There are four very good reasons not to jump straight into an expression of interest (step 4) at this point:
1. You may end up wasting your time with an inappropriate Challenge. There are lots of reasons why an expression of interest can be rejected (see step 5) and some very simple enquiries to the authority may identify reasons why a Challenge for a particular service would be automatically unsuccessful.
2. You will need to get good quality information about any service you wish to challenge to run. You will need to find out as much as possible about how it is delivered at the moment, how it is organised geographically, what outcomes it achieves, what other organisations (if any) are involved in elements of delivery, and how much of the authority’s budget is currently spent on it.
To successfully challenge to deliver a service using the Right to Challenge you will need to be able to demonstrate how you can deliver a better service. You might feel that you can deliver a better quality service, a more responsive service, a more joined-up service, or even a cheaper service, but unless you know what the ‘baseline’ position is, you will struggle to demonstrate that this may be the case. An expression of interest which contains inadequate or inaccurate information can be rejected on these grounds alone.
3. You will need to identify whether TUPE – Transfer of Undertakings (Protection of Employment) – is likely to apply.
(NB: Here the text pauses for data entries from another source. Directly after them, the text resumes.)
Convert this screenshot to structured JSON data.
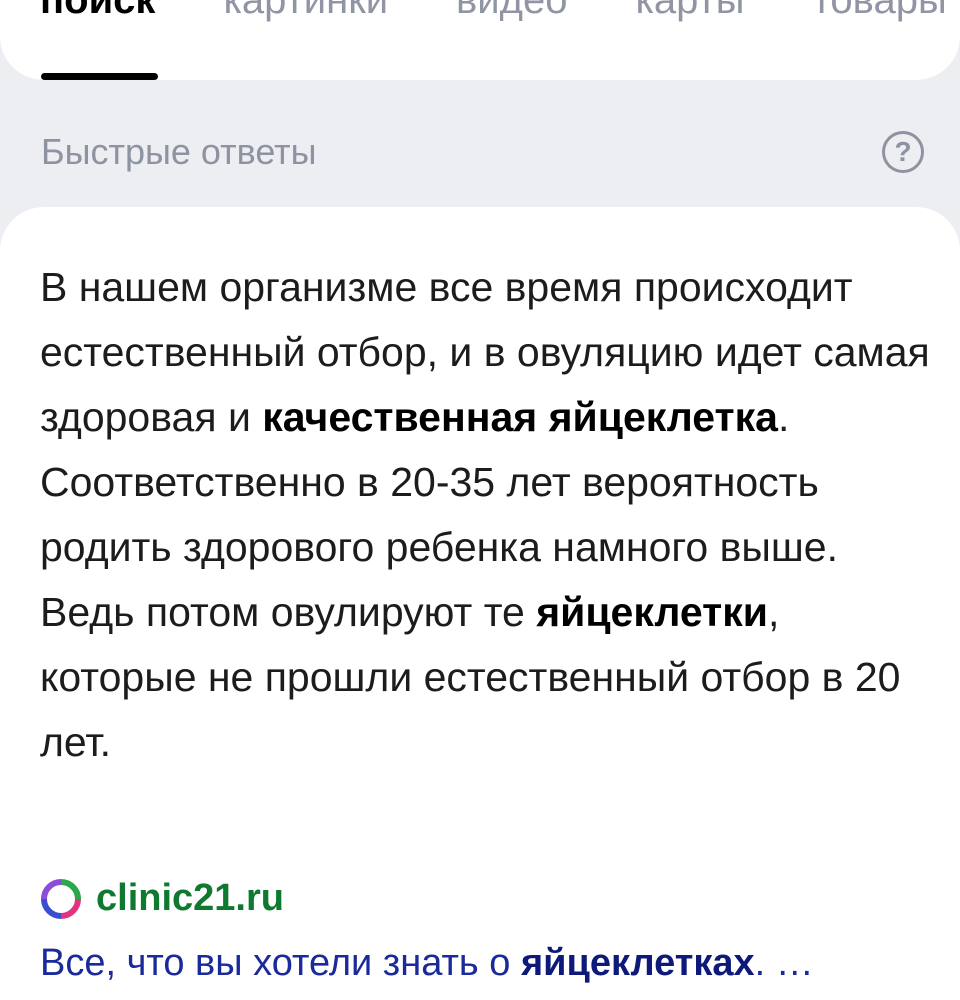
{
  "tabs": [
    {
      "label": "поиск",
      "active": true
    },
    {
      "label": "картинки",
      "active": false
    },
    {
      "label": "видео",
      "active": false
    },
    {
      "label": "карты",
      "active": false
    },
    {
      "label": "товары",
      "active": false
    }
  ],
  "section": {
    "title": "Быстрые ответы",
    "help_glyph": "?"
  },
  "answer": {
    "p1": "В нашем организме все время происходит естественный отбор, и в овуляцию идет самая здоровая и ",
    "p1_bold": "качественная яйцеклетка",
    "p2": ". Соответственно в 20-35 лет вероятность родить здорового ребенка намного выше. Ведь потом овулируют те ",
    "p2_bold": "яйцеклетки",
    "p3": ", которые не прошли естественный отбор в 20 лет."
  },
  "source": {
    "domain": "clinic21.ru",
    "icon": "clinic-favicon-icon",
    "link_text": "Все, что вы хотели знать о ",
    "link_bold": "яйцеклетках",
    "link_tail": ". …"
  },
  "colors": {
    "background": "#eceef2",
    "muted": "#8d93a0",
    "domain_green": "#0f7a2f",
    "link_blue": "#1a2a9b"
  }
}
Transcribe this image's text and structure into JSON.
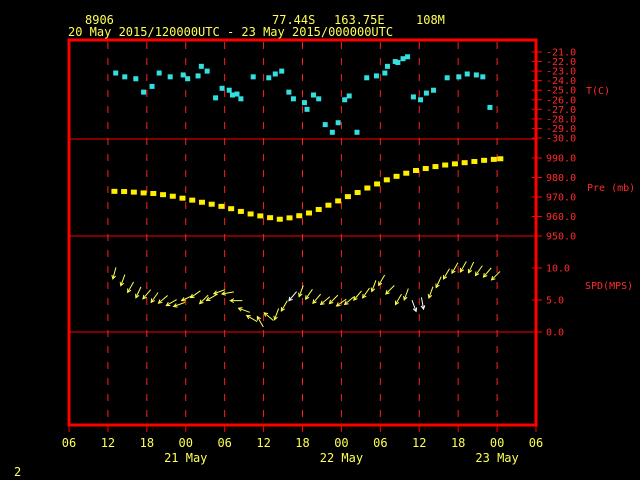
{
  "header": {
    "station_id": "8906",
    "latitude": "77.44S",
    "longitude": "163.75E",
    "elevation": "108M",
    "period": "20 May 2015/120000UTC - 23 May 2015/000000UTC"
  },
  "footer": {
    "page_number": "2"
  },
  "colors": {
    "frame": "#ff0000",
    "grid": "#ff2020",
    "temperature": "#33e0e0",
    "pressure": "#ffee00",
    "wind": "#ffff55",
    "wind_highlight": "#ffffff"
  },
  "x_axis": {
    "hour_ticks": [
      "06",
      "12",
      "18",
      "00",
      "06",
      "12",
      "18",
      "00",
      "06",
      "12",
      "18",
      "00",
      "06"
    ],
    "day_labels": [
      "21 May",
      "22 May",
      "23 May"
    ]
  },
  "panels": {
    "temperature": {
      "label": "T(C)",
      "ticks": [
        "-21.0",
        "-22.0",
        "-23.0",
        "-24.0",
        "-25.0",
        "-26.0",
        "-27.0",
        "-28.0",
        "-29.0",
        "-30.0"
      ]
    },
    "pressure": {
      "label": "Pre (mb)",
      "ticks": [
        "990.0",
        "980.0",
        "970.0",
        "960.0",
        "950.0"
      ]
    },
    "wind": {
      "label": "SPD(MPS)",
      "ticks": [
        "10.0",
        "5.0",
        "0.0"
      ]
    }
  },
  "chart_data": [
    {
      "type": "scatter",
      "title": "",
      "xlabel": "",
      "ylabel": "T(C)",
      "x_unit": "hours since 20 May 2015 00 UTC",
      "xlim": [
        6,
        78
      ],
      "ylim": [
        -30,
        -20.6
      ],
      "grid": true,
      "x": [
        13.2,
        14.6,
        16.3,
        17.5,
        18.8,
        19.9,
        21.6,
        23.6,
        24.3,
        25.9,
        26.4,
        27.3,
        28.6,
        29.6,
        30.7,
        31.2,
        31.9,
        32.5,
        34.4,
        36.8,
        37.8,
        38.8,
        39.9,
        40.6,
        42.3,
        42.7,
        43.7,
        44.5,
        45.5,
        46.6,
        47.5,
        48.5,
        49.2,
        50.4,
        51.9,
        53.4,
        54.7,
        55.1,
        56.3,
        56.7,
        57.5,
        58.2,
        59.1,
        60.2,
        61.1,
        62.2,
        64.3,
        66.1,
        67.4,
        68.8,
        69.8,
        70.9
      ],
      "values": [
        -23.2,
        -23.6,
        -23.8,
        -25.2,
        -24.6,
        -23.2,
        -23.6,
        -23.4,
        -23.8,
        -23.5,
        -22.5,
        -23.0,
        -25.8,
        -24.8,
        -25.0,
        -25.5,
        -25.4,
        -25.9,
        -23.6,
        -23.7,
        -23.3,
        -23.0,
        -25.2,
        -25.9,
        -26.3,
        -27.0,
        -25.5,
        -25.9,
        -28.6,
        -29.4,
        -28.4,
        -26.0,
        -25.6,
        -29.4,
        -23.7,
        -23.5,
        -23.2,
        -22.5,
        -22.0,
        -22.1,
        -21.7,
        -21.5,
        -25.7,
        -26.0,
        -25.3,
        -25.0,
        -23.7,
        -23.6,
        -23.3,
        -23.4,
        -23.6,
        -26.8
      ]
    },
    {
      "type": "scatter",
      "title": "",
      "xlabel": "",
      "ylabel": "Pre (mb)",
      "x_unit": "hours since 20 May 2015 00 UTC",
      "xlim": [
        6,
        78
      ],
      "ylim": [
        950,
        990
      ],
      "grid": true,
      "x": [
        13,
        14.5,
        16,
        17.5,
        19,
        20.5,
        22,
        23.5,
        25,
        26.5,
        28,
        29.5,
        31,
        32.5,
        34,
        35.5,
        37,
        38.5,
        40,
        41.5,
        43,
        44.5,
        46,
        47.5,
        49,
        50.5,
        52,
        53.5,
        55,
        56.5,
        58,
        59.5,
        61,
        62.5,
        64,
        65.5,
        67,
        68.5,
        70,
        71.5,
        72.5
      ],
      "values": [
        972.9,
        972.8,
        972.5,
        972.1,
        971.8,
        971.2,
        970.4,
        969.4,
        968.4,
        967.3,
        966.3,
        965.2,
        964.0,
        962.6,
        961.3,
        960.3,
        959.4,
        958.6,
        959.3,
        960.4,
        961.8,
        963.6,
        965.8,
        968.0,
        970.2,
        972.3,
        974.6,
        976.7,
        978.8,
        980.6,
        982.2,
        983.6,
        984.6,
        985.6,
        986.4,
        987.0,
        987.6,
        988.2,
        988.8,
        989.3,
        989.6
      ]
    },
    {
      "type": "scatter",
      "title": "",
      "xlabel": "",
      "ylabel": "SPD(MPS)",
      "x_unit": "hours since 20 May 2015 00 UTC",
      "xlim": [
        6,
        78
      ],
      "ylim": [
        -5,
        15
      ],
      "grid": true,
      "x": [
        13,
        14.3,
        15.5,
        16.7,
        18,
        19.2,
        20.5,
        21.8,
        23,
        24.2,
        25.5,
        26.8,
        28,
        29.2,
        30.5,
        31.8,
        33,
        34.2,
        35.5,
        36.8,
        38,
        39.2,
        40.5,
        41.8,
        43,
        44.2,
        45.5,
        46.8,
        48,
        49.2,
        50.5,
        51.8,
        53,
        54.2,
        55.5,
        56.8,
        58,
        59.2,
        60.5,
        61.8,
        63,
        64.2,
        65.5,
        66.8,
        68,
        69.2,
        70.5,
        71.8
      ],
      "values": [
        9.2,
        8.1,
        7.0,
        6.2,
        5.9,
        5.4,
        5.1,
        4.6,
        4.3,
        5.3,
        5.9,
        5.1,
        5.4,
        6.3,
        6.1,
        4.9,
        3.4,
        2.1,
        1.6,
        2.4,
        2.8,
        4.1,
        5.6,
        6.4,
        5.9,
        5.2,
        4.9,
        5.1,
        4.6,
        4.9,
        5.7,
        6.1,
        7.2,
        8.1,
        6.6,
        5.1,
        5.9,
        4.1,
        4.5,
        6.2,
        7.8,
        9.1,
        10.0,
        10.2,
        10.1,
        9.6,
        9.3,
        8.8
      ],
      "direction_deg": [
        195,
        200,
        210,
        205,
        220,
        215,
        230,
        240,
        250,
        245,
        235,
        225,
        240,
        250,
        260,
        270,
        290,
        300,
        330,
        310,
        200,
        210,
        220,
        200,
        215,
        220,
        230,
        225,
        235,
        230,
        220,
        215,
        200,
        210,
        225,
        210,
        200,
        160,
        170,
        200,
        205,
        210,
        210,
        210,
        205,
        215,
        220,
        225
      ],
      "highlight_x": [
        40.5,
        59.2,
        60.5
      ]
    }
  ]
}
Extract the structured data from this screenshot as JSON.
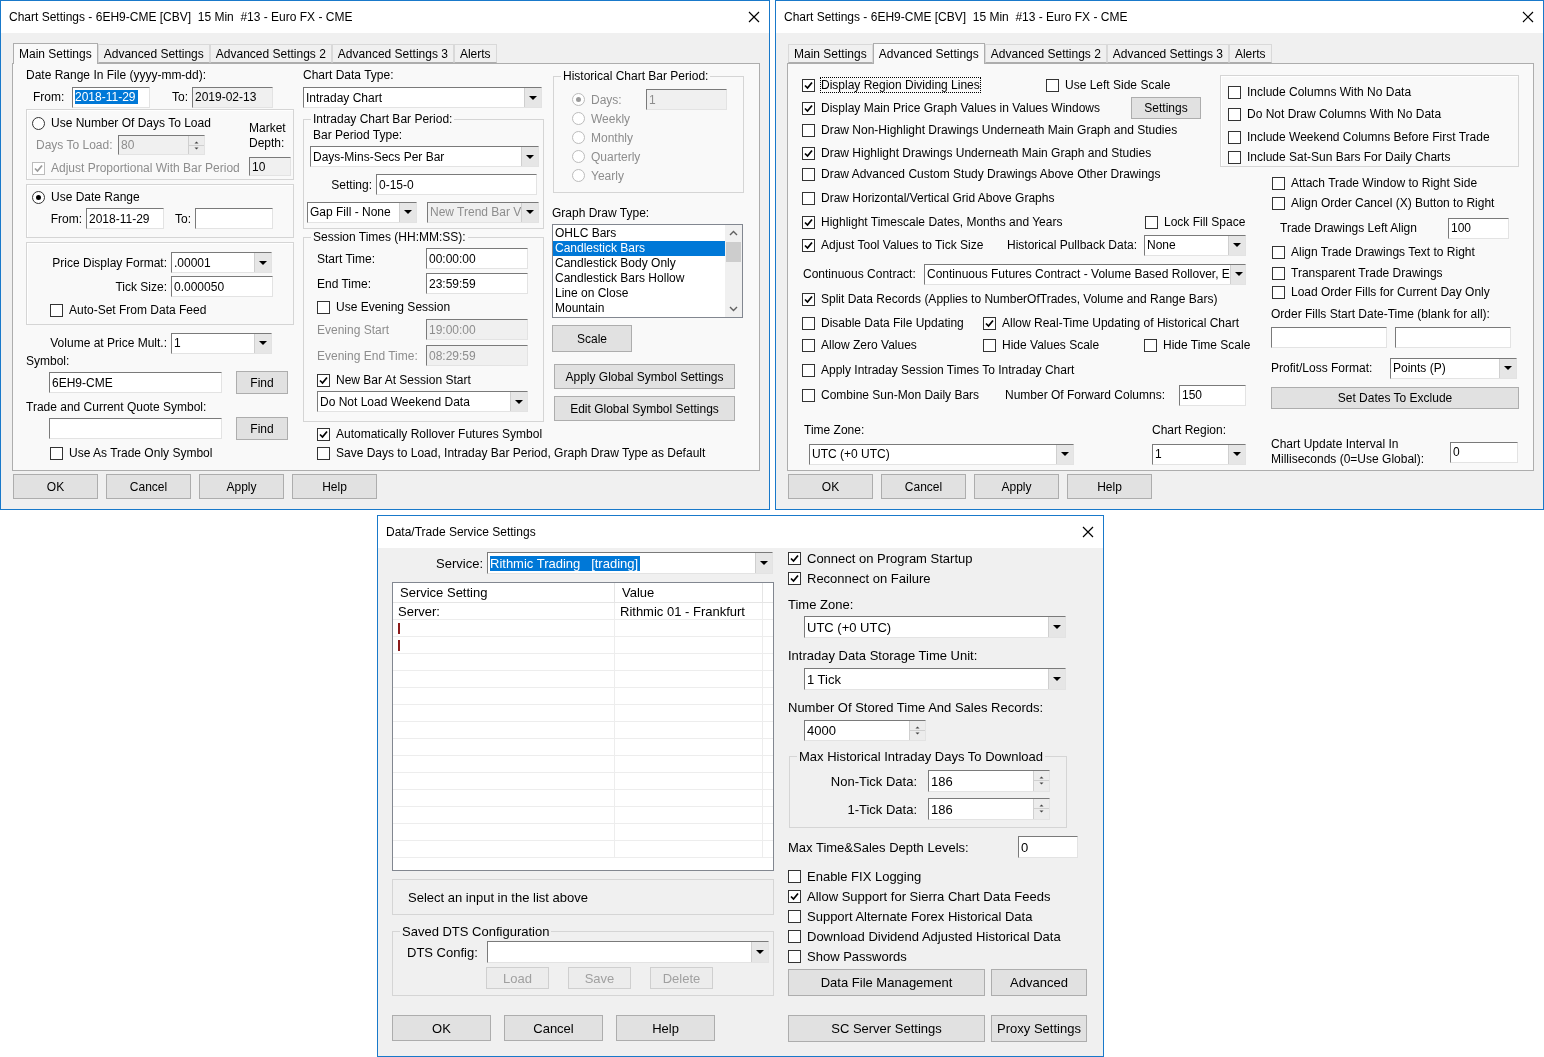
{
  "chart_settings_main": {
    "title": "Chart Settings - 6EH9-CME [CBV]  15 Min  #13 - Euro FX - CME",
    "tabs": [
      {
        "label": "Main Settings",
        "selected": true
      },
      {
        "label": "Advanced Settings",
        "selected": false
      },
      {
        "label": "Advanced Settings 2",
        "selected": false
      },
      {
        "label": "Advanced Settings 3",
        "selected": false
      },
      {
        "label": "Alerts",
        "selected": false
      }
    ],
    "date_range_label": "Date Range In File (yyyy-mm-dd):",
    "file_from": {
      "label": "From:",
      "value": "2018-11-29",
      "highlighted": true
    },
    "file_to": {
      "label": "To:",
      "value": "2019-02-13",
      "read_only": true
    },
    "use_days": {
      "label": "Use Number Of Days To Load",
      "selected": false
    },
    "days_to_load": {
      "label": "Days To Load:",
      "value": "80",
      "disabled": true
    },
    "adjust_proportional": {
      "label": "Adjust Proportional With Bar Period",
      "checked": true,
      "disabled": true
    },
    "market_depth": {
      "label": "Market Depth:",
      "value": "10",
      "read_only": true
    },
    "use_date_range": {
      "label": "Use Date Range",
      "selected": true
    },
    "range_from": {
      "label": "From:",
      "value": "2018-11-29"
    },
    "range_to": {
      "label": "To:"
    },
    "price_display_format": {
      "label": "Price Display Format:",
      "value": ".00001"
    },
    "tick_size": {
      "label": "Tick Size:",
      "value": "0.000050"
    },
    "auto_set": {
      "label": "Auto-Set From Data Feed",
      "checked": false
    },
    "volume_at_price_mult": {
      "label": "Volume at Price Mult.:",
      "value": "1"
    },
    "symbol": {
      "label": "Symbol:",
      "value": "6EH9-CME",
      "button": "Find"
    },
    "trade_symbol": {
      "label": "Trade and Current Quote Symbol:",
      "button": "Find"
    },
    "trade_only": {
      "label": "Use As Trade Only Symbol",
      "checked": false
    },
    "chart_data_type": {
      "label": "Chart Data Type:",
      "value": "Intraday Chart"
    },
    "intraday_group": "Intraday Chart Bar Period:",
    "bar_period_type": {
      "label": "Bar Period Type:",
      "value": "Days-Mins-Secs Per Bar"
    },
    "setting": {
      "label": "Setting:",
      "value": "0-15-0"
    },
    "gap_fill": {
      "value": "Gap Fill - None"
    },
    "new_trend_bar": {
      "value": "New Trend Bar V",
      "disabled": true
    },
    "session_group": "Session Times (HH:MM:SS):",
    "start_time": {
      "label": "Start Time:",
      "value": "00:00:00"
    },
    "end_time": {
      "label": "End Time:",
      "value": "23:59:59"
    },
    "use_evening": {
      "label": "Use Evening Session",
      "checked": false
    },
    "evening_start": {
      "label": "Evening Start",
      "value": "19:00:00",
      "disabled": true
    },
    "evening_end": {
      "label": "Evening End Time:",
      "value": "08:29:59",
      "disabled": true
    },
    "new_bar": {
      "label": "New Bar At Session Start",
      "checked": true
    },
    "weekend": {
      "value": "Do Not Load Weekend Data"
    },
    "auto_rollover": {
      "label": "Automatically Rollover Futures Symbol",
      "checked": true
    },
    "save_default": {
      "label": "Save Days to Load, Intraday Bar Period, Graph Draw Type as Default",
      "checked": false
    },
    "historical_group": "Historical Chart Bar Period:",
    "historical_options": [
      {
        "label": "Days:",
        "selected": true,
        "disabled": true
      },
      {
        "label": "Weekly",
        "selected": false,
        "disabled": true
      },
      {
        "label": "Monthly",
        "selected": false,
        "disabled": true
      },
      {
        "label": "Quarterly",
        "selected": false,
        "disabled": true
      },
      {
        "label": "Yearly",
        "selected": false,
        "disabled": true
      }
    ],
    "historical_days": {
      "value": "1",
      "disabled": true
    },
    "graph_draw_type": {
      "label": "Graph Draw Type:",
      "items": [
        {
          "label": "OHLC Bars",
          "selected": false
        },
        {
          "label": "Candlestick Bars",
          "selected": true
        },
        {
          "label": "Candlestick Body Only",
          "selected": false
        },
        {
          "label": "Candlestick Bars Hollow",
          "selected": false
        },
        {
          "label": "Line on Close",
          "selected": false
        },
        {
          "label": "Mountain",
          "selected": false
        }
      ]
    },
    "scale_button": "Scale",
    "global_buttons": [
      "Apply Global Symbol Settings",
      "Edit Global Symbol Settings"
    ],
    "footer_buttons": [
      "OK",
      "Cancel",
      "Apply",
      "Help"
    ]
  },
  "chart_settings_advanced": {
    "title": "Chart Settings - 6EH9-CME [CBV]  15 Min  #13 - Euro FX - CME",
    "tabs": [
      {
        "label": "Main Settings",
        "selected": false
      },
      {
        "label": "Advanced Settings",
        "selected": true
      },
      {
        "label": "Advanced Settings 2",
        "selected": false
      },
      {
        "label": "Advanced Settings 3",
        "selected": false
      },
      {
        "label": "Alerts",
        "selected": false
      }
    ],
    "display_region": {
      "label": "Display Region Dividing Lines",
      "checked": true,
      "focused": true
    },
    "left_side_scale": {
      "label": "Use Left Side Scale",
      "checked": false
    },
    "main_price_values": {
      "label": "Display Main Price Graph Values in Values Windows",
      "checked": true
    },
    "settings_button": "Settings",
    "non_highlight_under": {
      "label": "Draw Non-Highlight Drawings Underneath Main Graph and Studies",
      "checked": false
    },
    "highlight_under": {
      "label": "Draw Highlight Drawings Underneath Main Graph and Studies",
      "checked": true
    },
    "custom_study_above": {
      "label": "Draw Advanced Custom Study Drawings Above Other Drawings",
      "checked": false
    },
    "grid_above": {
      "label": "Draw Horizontal/Vertical Grid Above Graphs",
      "checked": false
    },
    "highlight_timescale": {
      "label": "Highlight Timescale Dates, Months and Years",
      "checked": true
    },
    "lock_fill": {
      "label": "Lock Fill Space",
      "checked": false
    },
    "adjust_tool": {
      "label": "Adjust Tool Values to Tick Size",
      "checked": true
    },
    "pullback": {
      "label": "Historical Pullback Data:",
      "value": "None"
    },
    "continuous": {
      "label": "Continuous Contract:",
      "value": "Continuous Futures Contract - Volume Based Rollover, E"
    },
    "split_records": {
      "label": "Split Data Records (Applies to NumberOfTrades, Volume and Range Bars)",
      "checked": true
    },
    "disable_updating": {
      "label": "Disable Data File Updating",
      "checked": false
    },
    "allow_realtime": {
      "label": "Allow Real-Time Updating of Historical Chart",
      "checked": true
    },
    "allow_zero": {
      "label": "Allow Zero Values",
      "checked": false
    },
    "hide_values_scale": {
      "label": "Hide Values Scale",
      "checked": false
    },
    "hide_time_scale": {
      "label": "Hide Time Scale",
      "checked": false
    },
    "apply_session": {
      "label": "Apply Intraday Session Times To Intraday Chart",
      "checked": false
    },
    "combine_sun_mon": {
      "label": "Combine Sun-Mon Daily Bars",
      "checked": false
    },
    "forward_columns": {
      "label": "Number Of Forward Columns:",
      "value": "150"
    },
    "time_zone": {
      "label": "Time Zone:",
      "value": "UTC (+0 UTC)"
    },
    "chart_region": {
      "label": "Chart Region:",
      "value": "1"
    },
    "column_options": [
      {
        "label": "Include Columns With No Data",
        "checked": false
      },
      {
        "label": "Do Not Draw Columns With No Data",
        "checked": false
      },
      {
        "label": "Include Weekend Columns Before First Trade",
        "checked": false
      },
      {
        "label": "Include Sat-Sun Bars For Daily Charts",
        "checked": false
      }
    ],
    "trade_options": [
      {
        "label": "Attach Trade Window to Right Side",
        "checked": false
      },
      {
        "label": "Align Order Cancel (X) Button to Right",
        "checked": false
      }
    ],
    "trade_left_align": {
      "label": "Trade Drawings Left Align",
      "value": "100"
    },
    "trade_drawing_options": [
      {
        "label": "Align Trade Drawings Text to Right",
        "checked": false
      },
      {
        "label": "Transparent Trade Drawings",
        "checked": false
      },
      {
        "label": "Load Order Fills for Current Day Only",
        "checked": false
      }
    ],
    "order_fills_label": "Order Fills Start Date-Time (blank for all):",
    "pl_format": {
      "label": "Profit/Loss Format:",
      "value": "Points (P)"
    },
    "exclude_button": "Set Dates To Exclude",
    "update_interval": {
      "label": "Chart Update Interval In Milliseconds (0=Use Global):",
      "value": "0"
    },
    "footer_buttons": [
      "OK",
      "Cancel",
      "Apply",
      "Help"
    ]
  },
  "data_trade_service": {
    "title": "Data/Trade Service Settings",
    "service": {
      "label": "Service:",
      "value": "Rithmic Trading   [trading]",
      "highlighted": true
    },
    "table": {
      "columns": [
        "Service Setting",
        "Value"
      ],
      "rows": [
        {
          "kind": "entry",
          "setting": "Server:",
          "value": "Rithmic 01 - Frankfurt"
        },
        {
          "kind": "cursor"
        },
        {
          "kind": "cursor"
        }
      ]
    },
    "hint": "Select an input in the list above",
    "dts_group": "Saved DTS Configuration",
    "dts_config": {
      "label": "DTS Config:"
    },
    "dts_buttons": [
      {
        "label": "Load",
        "disabled": true
      },
      {
        "label": "Save",
        "disabled": true
      },
      {
        "label": "Delete",
        "disabled": true
      }
    ],
    "footer_buttons": [
      "OK",
      "Cancel",
      "Help"
    ],
    "connect_options": [
      {
        "label": "Connect on Program Startup",
        "checked": true
      },
      {
        "label": "Reconnect on Failure",
        "checked": true
      }
    ],
    "time_zone": {
      "label": "Time Zone:",
      "value": "UTC (+0 UTC)"
    },
    "storage_unit": {
      "label": "Intraday Data Storage Time Unit:",
      "value": "1 Tick"
    },
    "stored_records": {
      "label": "Number Of Stored Time And Sales Records:",
      "value": "4000"
    },
    "max_days_group": "Max Historical Intraday Days To Download",
    "non_tick": {
      "label": "Non-Tick Data:",
      "value": "186"
    },
    "one_tick": {
      "label": "1-Tick Data:",
      "value": "186"
    },
    "depth_levels": {
      "label": "Max Time&Sales Depth Levels:",
      "value": "0"
    },
    "options": [
      {
        "label": "Enable FIX Logging",
        "checked": false
      },
      {
        "label": "Allow Support for Sierra Chart Data Feeds",
        "checked": true
      },
      {
        "label": "Support Alternate Forex Historical Data",
        "checked": false
      },
      {
        "label": "Download Dividend Adjusted Historical Data",
        "checked": false
      },
      {
        "label": "Show Passwords",
        "checked": false
      }
    ],
    "buttons": [
      "Data File Management",
      "Advanced",
      "SC Server Settings",
      "Proxy Settings"
    ]
  }
}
TUPE is a highly complex area of regulations which mean that when a service is transferred from one organisation to another, employees’ jobs and conditions may need to transfer at the same time. If this is the case, then clearly your whole approach to a Right to Challenge will be different to your approach if it is not.
It is often not completely clear whether TUPE will definitely apply in any given situation as it depends on a number of factors which may be grey areas in your case, but the most important thing to note is that applying or not applying TUPE is not a decision which you can just make yourself.
Read our Guidance on TUPE for more information.
4. You may find that there is a better way to achieving your goals than by using the Community Right to Challenge. You might find that the authority is already reviewing how it delivers that service and is willing to talk to you about your ideas. Or they may already be planning to procure for the service and can give you some information about the planned procurement process. Or you may even get some information from the authority which means that your goals might change, and you might find a solution which is better for both parties.